HONG KONG- Hong Kong is a step closer to having its own low fares airline, with the Air Operators Certificate (AOC) application for Jetstar Hong Kong being accepted by the Civil Aviation Department in mid July.
Jetstar Hong Kong was announced in March this year and is on track to start services during 2013, subject to regulatory approval. It will deliver fares an average of up to 50 per cent cheaper than existing full service options to a range of destinations including mainland China, Japan, South Korea and South East Asia. The fleet will consist initially of three Airbus A320.
Jetstar had previously advised the Civil Aviation Department of the intention to apply for an Air Operators Certificate for the local airline, which maps out how Jetstar Hong Kong will manage its engineering, ground operations, fleet and crewing.
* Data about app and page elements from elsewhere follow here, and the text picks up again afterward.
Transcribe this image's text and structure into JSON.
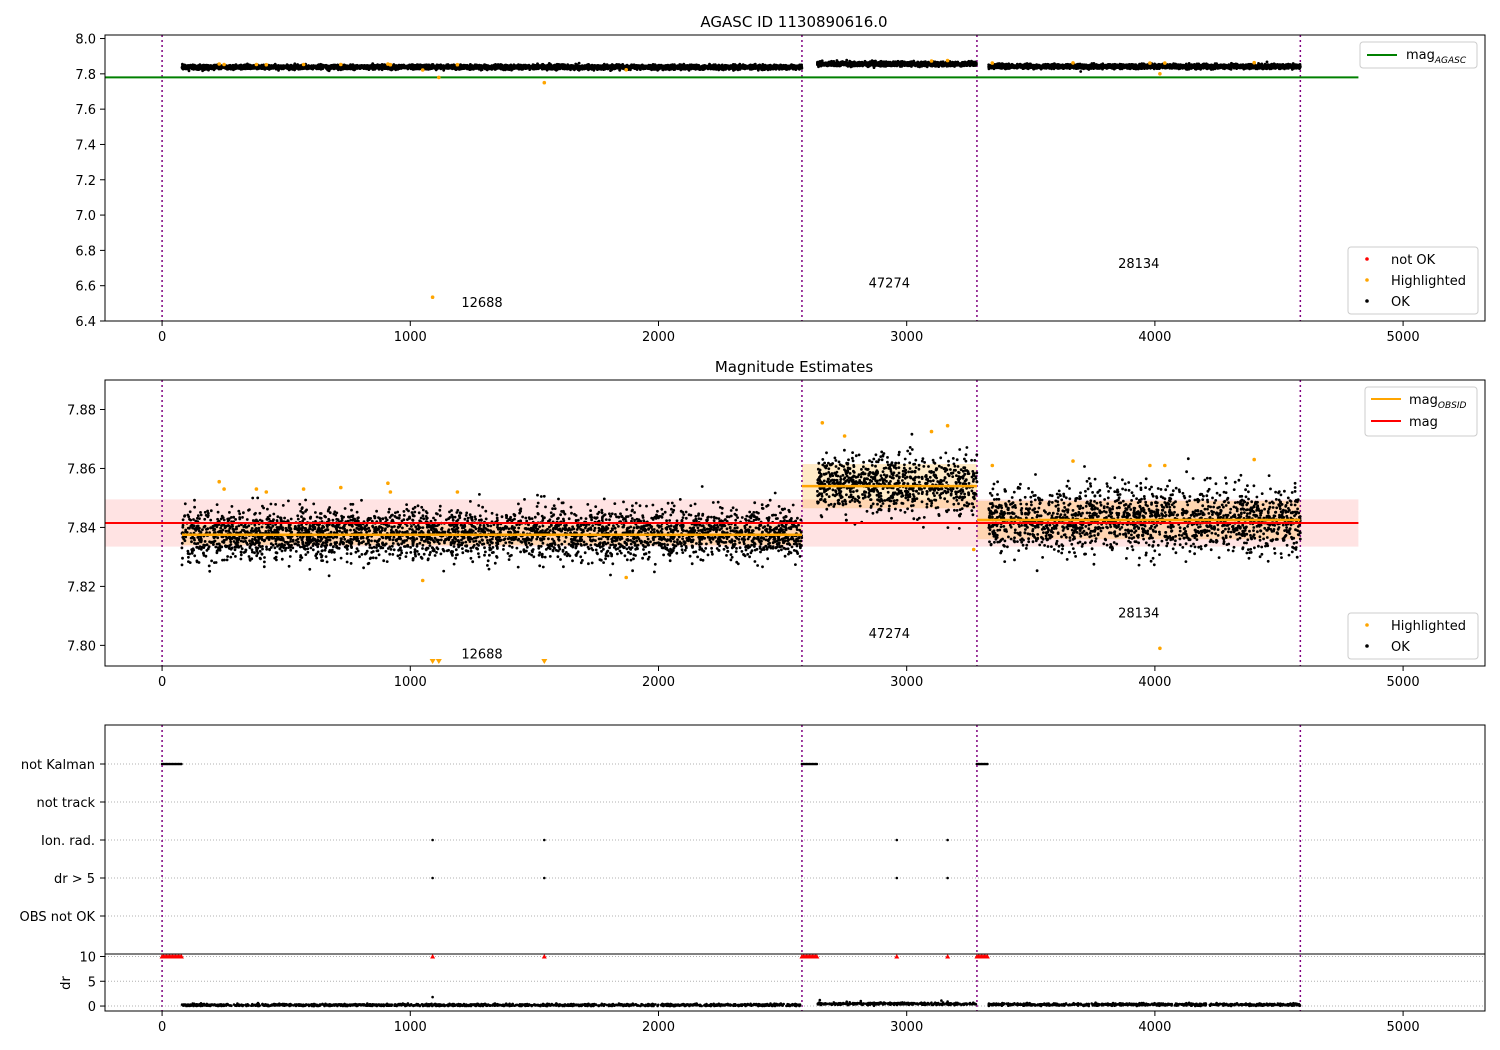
{
  "chart_data": [
    {
      "type": "scatter",
      "title": "AGASC ID 1130890616.0",
      "xlim": [
        -230,
        5330
      ],
      "ylim": [
        6.4,
        8.02
      ],
      "xticks": [
        0,
        1000,
        2000,
        3000,
        4000,
        5000
      ],
      "yticks": [
        6.4,
        6.6,
        6.8,
        7.0,
        7.2,
        7.4,
        7.6,
        7.8,
        8.0
      ],
      "grid": false,
      "obsid_boundaries": [
        0,
        2578,
        3283,
        4586
      ],
      "obsid_labels": [
        {
          "text": "12688",
          "x": 1289,
          "y": 6.48
        },
        {
          "text": "47274",
          "x": 2930,
          "y": 6.59
        },
        {
          "text": "28134",
          "x": 3935,
          "y": 6.7
        }
      ],
      "segments": [
        {
          "x_start": 80,
          "x_end": 2578,
          "mean": 7.838,
          "spread": 0.006
        },
        {
          "x_start": 2640,
          "x_end": 3283,
          "mean": 7.856,
          "spread": 0.006
        },
        {
          "x_start": 3330,
          "x_end": 4586,
          "mean": 7.842,
          "spread": 0.006
        }
      ],
      "lines": [
        {
          "name": "mag_AGASC",
          "color": "#008000",
          "x": [
            -230,
            4820
          ],
          "y": [
            7.78,
            7.78
          ]
        }
      ],
      "highlighted": {
        "x": [
          230,
          250,
          380,
          420,
          570,
          720,
          910,
          920,
          1050,
          1090,
          1115,
          1190,
          1540,
          1870,
          3100,
          3165,
          3345,
          3670,
          3980,
          4020,
          4040,
          4400
        ],
        "y": [
          7.856,
          7.853,
          7.853,
          7.852,
          7.853,
          7.853,
          7.855,
          7.852,
          7.822,
          6.535,
          7.78,
          7.852,
          7.75,
          7.823,
          7.873,
          7.875,
          7.861,
          7.862,
          7.861,
          7.8,
          7.861,
          7.863
        ]
      },
      "legends": [
        {
          "position": "upper-right",
          "entries": [
            {
              "label_base": "mag",
              "label_sub": "AGASC",
              "color": "#008000",
              "marker": "line"
            }
          ]
        },
        {
          "position": "lower-right",
          "entries": [
            {
              "label": "not OK",
              "color": "#ff0000",
              "marker": "dot"
            },
            {
              "label": "Highlighted",
              "color": "#ffa500",
              "marker": "dot"
            },
            {
              "label": "OK",
              "color": "#000000",
              "marker": "dot"
            }
          ]
        }
      ]
    },
    {
      "type": "scatter",
      "title": "Magnitude Estimates",
      "xlim": [
        -230,
        5330
      ],
      "ylim": [
        7.793,
        7.89
      ],
      "xticks": [
        0,
        1000,
        2000,
        3000,
        4000,
        5000
      ],
      "yticks": [
        7.8,
        7.82,
        7.84,
        7.86,
        7.88
      ],
      "ytick_labels": [
        "7.80",
        "7.82",
        "7.84",
        "7.86",
        "7.88"
      ],
      "grid": false,
      "obsid_boundaries": [
        0,
        2578,
        3283,
        4586
      ],
      "obsid_labels": [
        {
          "text": "12688",
          "x": 1289,
          "y": 7.7955
        },
        {
          "text": "47274",
          "x": 2930,
          "y": 7.8025
        },
        {
          "text": "28134",
          "x": 3935,
          "y": 7.8095
        }
      ],
      "mag_mean": 7.8415,
      "mag_band": [
        7.8335,
        7.8495
      ],
      "mag_x": [
        -230,
        4820
      ],
      "obsid_means": [
        {
          "x_start": 80,
          "x_end": 2578,
          "mean": 7.8375,
          "lo": 7.834,
          "hi": 7.841
        },
        {
          "x_start": 2578,
          "x_end": 3283,
          "mean": 7.854,
          "lo": 7.8465,
          "hi": 7.8615
        },
        {
          "x_start": 3283,
          "x_end": 4586,
          "mean": 7.8425,
          "lo": 7.836,
          "hi": 7.849
        }
      ],
      "segments": [
        {
          "x_start": 80,
          "x_end": 2578,
          "mean": 7.8378,
          "spread": 0.0042
        },
        {
          "x_start": 2640,
          "x_end": 3283,
          "mean": 7.8545,
          "spread": 0.0048
        },
        {
          "x_start": 3330,
          "x_end": 4586,
          "mean": 7.8425,
          "spread": 0.0055
        }
      ],
      "highlighted": {
        "x": [
          230,
          250,
          380,
          420,
          570,
          720,
          910,
          920,
          1050,
          1190,
          1870,
          2660,
          2750,
          3100,
          3165,
          3270,
          3345,
          3670,
          3980,
          4020,
          4040,
          4400
        ],
        "y": [
          7.8555,
          7.853,
          7.853,
          7.852,
          7.853,
          7.8535,
          7.855,
          7.852,
          7.822,
          7.852,
          7.823,
          7.8755,
          7.871,
          7.8725,
          7.8745,
          7.8325,
          7.861,
          7.8625,
          7.861,
          7.799,
          7.861,
          7.863
        ]
      },
      "highlighted_offscale_x": [
        1090,
        1115,
        1540
      ],
      "legends": [
        {
          "position": "upper-right",
          "entries": [
            {
              "label_base": "mag",
              "label_sub": "OBSID",
              "color": "#ffa500",
              "marker": "line"
            },
            {
              "label": "mag",
              "color": "#ff0000",
              "marker": "line"
            }
          ]
        },
        {
          "position": "lower-right",
          "entries": [
            {
              "label": "Highlighted",
              "color": "#ffa500",
              "marker": "dot"
            },
            {
              "label": "OK",
              "color": "#000000",
              "marker": "dot"
            }
          ]
        }
      ]
    },
    {
      "type": "scatter",
      "xlim": [
        -230,
        5330
      ],
      "obsid_boundaries": [
        0,
        2578,
        3283,
        4586
      ],
      "flag_rows": [
        "not Kalman",
        "not track",
        "Ion. rad.",
        "dr > 5",
        "OBS not OK"
      ],
      "flag_points": [
        {
          "row": "not Kalman",
          "ranges": [
            [
              0,
              80
            ],
            [
              2578,
              2640
            ],
            [
              3283,
              3330
            ]
          ]
        },
        {
          "row": "Ion. rad.",
          "x": [
            1090,
            1540,
            2960,
            3165
          ]
        },
        {
          "row": "dr > 5",
          "x": [
            1090,
            1540,
            2960,
            3165
          ]
        }
      ],
      "dr": {
        "ylabel": "dr",
        "ylim": [
          -1,
          10.5
        ],
        "yticks": [
          0,
          5,
          10
        ],
        "capped_value": 10,
        "capped_ranges": [
          [
            0,
            80
          ],
          [
            2578,
            2640
          ],
          [
            3283,
            3330
          ]
        ],
        "capped_x": [
          1090,
          1540,
          2960,
          3165
        ],
        "segments": [
          {
            "x_start": 80,
            "x_end": 2578,
            "level": 0.2
          },
          {
            "x_start": 2640,
            "x_end": 3283,
            "level": 0.45
          },
          {
            "x_start": 3330,
            "x_end": 4586,
            "level": 0.3
          }
        ],
        "outliers": {
          "x": [
            1090,
            2650,
            2815,
            3140,
            3165
          ],
          "y": [
            1.8,
            1.2,
            1.0,
            1.1,
            0.9
          ]
        }
      }
    }
  ]
}
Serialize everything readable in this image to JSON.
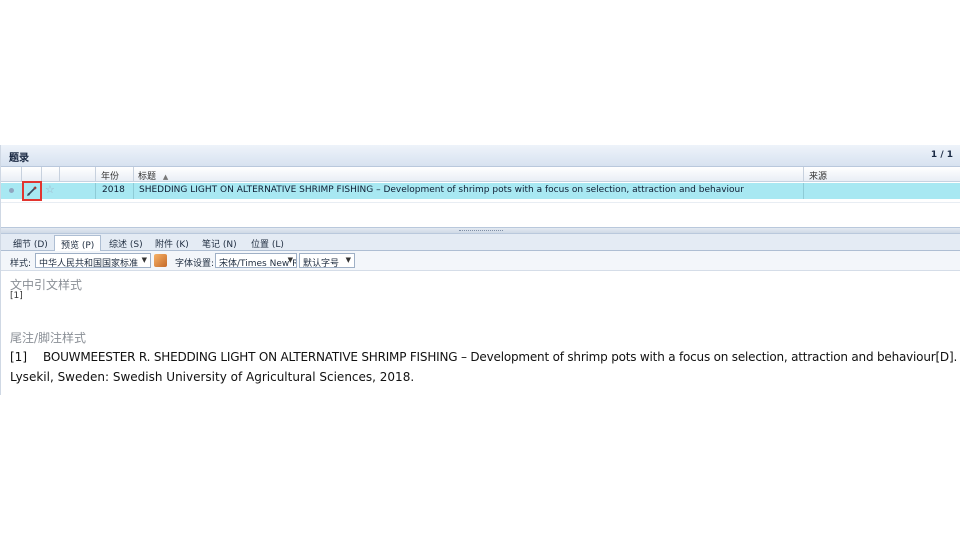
{
  "pane": {
    "title": "题录",
    "pager": "1 / 1"
  },
  "grid": {
    "columns": {
      "year": "年份",
      "title": "标题",
      "sort_indicator": "▲",
      "source": "来源"
    },
    "rows": [
      {
        "year": "2018",
        "title": "SHEDDING LIGHT ON ALTERNATIVE SHRIMP FISHING – Development of shrimp pots with a focus on selection, attraction and behaviour",
        "source": ""
      }
    ]
  },
  "tabs": [
    "细节 (D)",
    "预览 (P)",
    "综述 (S)",
    "附件 (K)",
    "笔记 (N)",
    "位置 (L)"
  ],
  "active_tab_index": 1,
  "toolbar": {
    "style_label": "样式:",
    "style_value": "中华人民共和国国家标准",
    "font_label": "字体设置:",
    "font_value": "宋体/Times New Roman",
    "size_value": "默认字号"
  },
  "preview": {
    "intext_heading": "文中引文样式",
    "intext_citation": "[1]",
    "footnote_heading": "尾注/脚注样式",
    "ref_number": "[1]",
    "ref_line1": "BOUWMEESTER R. SHEDDING LIGHT ON ALTERNATIVE SHRIMP FISHING – Development of shrimp pots with a focus on selection, attraction and behaviour[D].",
    "ref_line2": "Lysekil, Sweden: Swedish University of Agricultural Sciences, 2018."
  },
  "colors": {
    "selected_row": "#a8e8f2",
    "highlight_box": "#e2352f",
    "header_bg": "#d7e2f0"
  },
  "icons": {
    "flag": "dot-icon",
    "attachment": "pen-icon",
    "star": "star-icon",
    "style": "style-manager-icon"
  }
}
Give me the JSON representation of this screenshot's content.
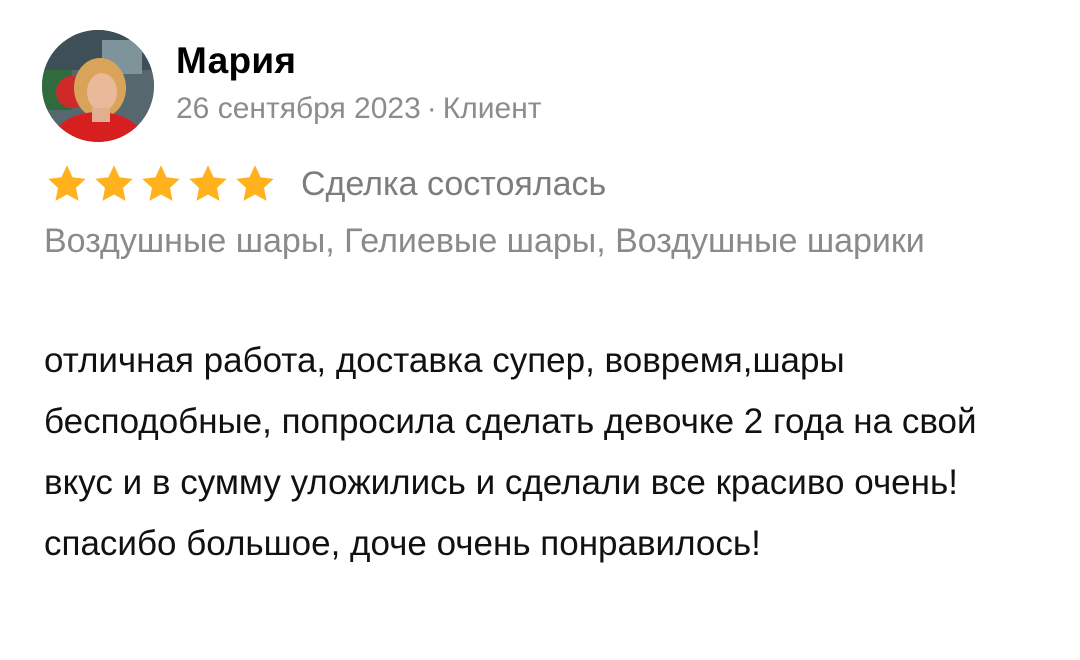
{
  "review": {
    "author": "Мария",
    "date": "26 сентября 2023",
    "separator": "·",
    "role": "Клиент",
    "rating": 5,
    "rating_max": 5,
    "deal_status": "Сделка состоялась",
    "categories": "Воздушные шары, Гелиевые шары, Воздушные шарики",
    "text": "отличная работа, доставка супер, вовремя,шары бесподобные, попросила сделать девочке 2 года на свой вкус и в сумму уложились и сделали все красиво очень! спасибо большое, доче очень понравилось!"
  },
  "colors": {
    "star": "#ffb21e",
    "muted_text": "#8c8c8c",
    "body_text": "#111111"
  },
  "icons": {
    "avatar": "user-photo",
    "star": "star-icon"
  }
}
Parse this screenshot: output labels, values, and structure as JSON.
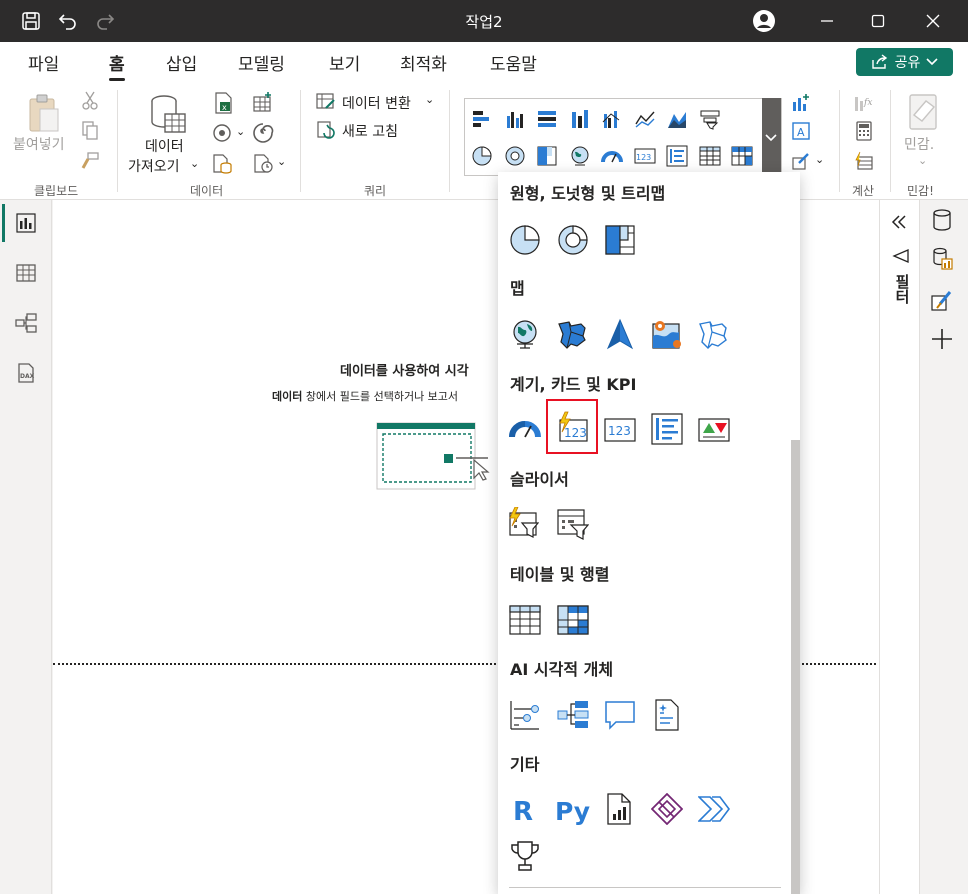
{
  "window": {
    "title": "작업2"
  },
  "menu": {
    "tabs": [
      {
        "label": "파일"
      },
      {
        "label": "홈"
      },
      {
        "label": "삽입"
      },
      {
        "label": "모델링"
      },
      {
        "label": "보기"
      },
      {
        "label": "최적화"
      },
      {
        "label": "도움말"
      }
    ],
    "share_label": "공유"
  },
  "ribbon": {
    "clipboard": {
      "paste_label": "붙여넣기",
      "group_label": "클립보드"
    },
    "data": {
      "get_data_line1": "데이터",
      "get_data_line2": "가져오기",
      "group_label": "데이터"
    },
    "query": {
      "transform_label": "데이터 변환",
      "refresh_label": "새로 고침",
      "group_label": "쿼리"
    },
    "calc": {
      "group_label": "계산"
    },
    "sensitivity": {
      "label": "민감.",
      "group_label": "민감!"
    }
  },
  "canvas": {
    "title": "데이터를 사용하여 시각",
    "subtitle_bold": "데이터",
    "subtitle_rest": " 창에서 필드를 선택하거나 보고서"
  },
  "filter_pane": {
    "label": "필터"
  },
  "dropdown": {
    "sections": [
      {
        "heading": "원형, 도넛형 및 트리맵"
      },
      {
        "heading": "맵"
      },
      {
        "heading": "계기, 카드 및 KPI"
      },
      {
        "heading": "슬라이서"
      },
      {
        "heading": "테이블 및 행렬"
      },
      {
        "heading": "AI 시각적 개체"
      },
      {
        "heading": "기타"
      }
    ],
    "other_visuals": {
      "r_label": "R",
      "py_label": "Py"
    },
    "card_number_label": "123"
  },
  "colors": {
    "accent": "#117865",
    "titlebar": "#2d2c2c",
    "icon_blue": "#2b7cd3",
    "highlight": "#e81123"
  }
}
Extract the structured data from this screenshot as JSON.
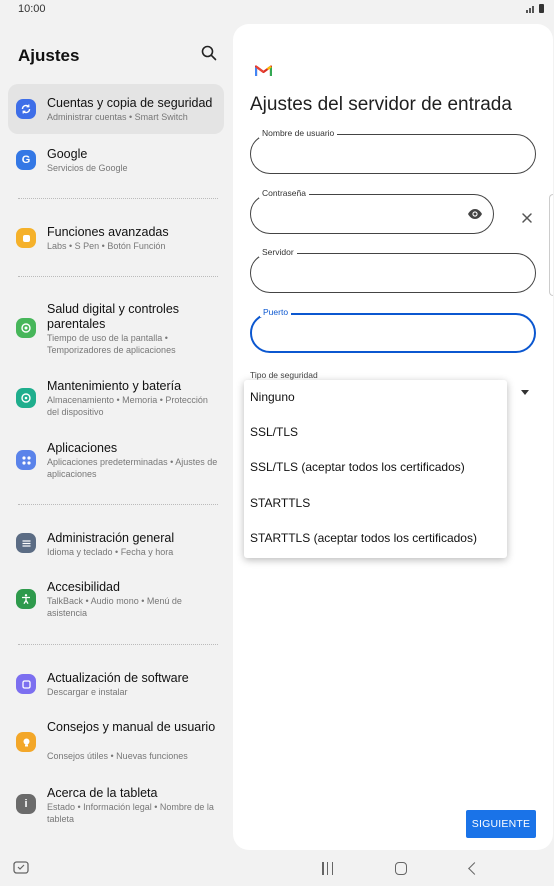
{
  "status": {
    "time": "10:00"
  },
  "settings": {
    "title": "Ajustes",
    "items": [
      {
        "title": "Cuentas y copia de seguridad",
        "subtitle": "Administrar cuentas • Smart Switch",
        "icon": "sync-icon",
        "color": "#3e6ee8",
        "selected": true
      },
      {
        "title": "Google",
        "subtitle": "Servicios de Google",
        "icon": "google-icon",
        "color": "#3478e5"
      },
      {
        "title": "Funciones avanzadas",
        "subtitle": "Labs • S Pen • Botón Función",
        "icon": "puzzle-icon",
        "color": "#f5b12a"
      },
      {
        "title": "Salud digital y controles parentales",
        "subtitle": "Tiempo de uso de la pantalla • Temporizadores de aplicaciones",
        "icon": "wellbeing-icon",
        "color": "#47b65a"
      },
      {
        "title": "Mantenimiento y batería",
        "subtitle": "Almacenamiento • Memoria • Protección del dispositivo",
        "icon": "care-icon",
        "color": "#1fae8d"
      },
      {
        "title": "Aplicaciones",
        "subtitle": "Aplicaciones predeterminadas • Ajustes de aplicaciones",
        "icon": "apps-icon",
        "color": "#5a83ea"
      },
      {
        "title": "Administración general",
        "subtitle": "Idioma y teclado • Fecha y hora",
        "icon": "sliders-icon",
        "color": "#5b6c84"
      },
      {
        "title": "Accesibilidad",
        "subtitle": "TalkBack • Audio mono • Menú de asistencia",
        "icon": "accessibility-icon",
        "color": "#2e9a4c"
      },
      {
        "title": "Actualización de software",
        "subtitle": "Descargar e instalar",
        "icon": "update-icon",
        "color": "#7c6ff0"
      },
      {
        "title": "Consejos y manual de usuario",
        "subtitle": "Consejos útiles • Nuevas funciones",
        "icon": "bulb-icon",
        "color": "#f3a729"
      },
      {
        "title": "Acerca de la tableta",
        "subtitle": "Estado • Información legal • Nombre de la tableta",
        "icon": "info-icon",
        "color": "#6b6b6b"
      }
    ]
  },
  "form": {
    "title": "Ajustes del servidor de entrada",
    "username_label": "Nombre de usuario",
    "password_label": "Contraseña",
    "server_label": "Servidor",
    "port_label": "Puerto",
    "security_label": "Tipo de seguridad",
    "security_options": [
      "Ninguno",
      "SSL/TLS",
      "SSL/TLS (aceptar todos los certificados)",
      "STARTTLS",
      "STARTTLS (aceptar todos los certificados)"
    ],
    "next_label": "SIGUIENTE",
    "accent_color": "#0b57d0"
  }
}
A project team has been assembled and announcement of key positions – including a Hong Kong Chief Executive Officer, Chief Pilot and Head of Engineering – is expected shortly. Recruitment of the first wave of up to 100 pilots and cabin crew is expected to begin in coming months.
Jetstar Group CEO, Jayne Hrdlicka, said that lodging the AOC application was an important step to ultimately creating new travel demand for Hong Kong through lower fares. “From our experience in other markets like Japan, Singapore and Australia we know that introducing sustainably low fares means people travel more places, more often,” Ms Hrdlicka said.
“The reason low fares airlines are generally well-received in new markets is because of their ability to increase overall demand. In other words, rather than taking a share of the existing pie we make the pie bigger.
“We’ve had strong support from tourism operators who want to see lower fares and competition bring more visitors to Hong Kong, particularly in the price-sensitive leisure end of the market.”
Jetstar Hong Kong is anticipated to add billions of dollars a year in economic activity for the city, as well as several hundred skilled jobs, by the time it reaches 18 aircraft in 2015. This would be generated chiefly through tourist spending on hotels, shopping and leisure activities as well as spending on airline operations with local suppliers including ground handling and engineering.
Recent research showed that 70 per cent of Hong Kong residents believed airfares to-and-from the city were too expensive and 66 per cent agreed low cost carriers would benefit the local economy.
In addition to preparing the Air Operators Certificate, Jetstar Hong Kong has been in discussions with a range of potential partners, including airports and major tourist attractions.
However, during the recent IATA meeting in Beijing, Hong Kong’s home carrier Cathay Pacific indicated that it does not see favourably the arrival of the new subsidiary of Qantas and China Eastern. Cathay seems increasingly irritated by the fact that Australians are now seeking approval from Hong Kong civil aviation to be able to code share with other subsidiaries of the group. Qantas has already other subsidiaries in Singapore with Jetstar Asia, Jetstar Japan as well as in Vietnam with Jetstar Pacific. During IATA, John Slosar, Cathay Pacific CEO highlighted that it would compete aggressively against the new Qantas offshoot.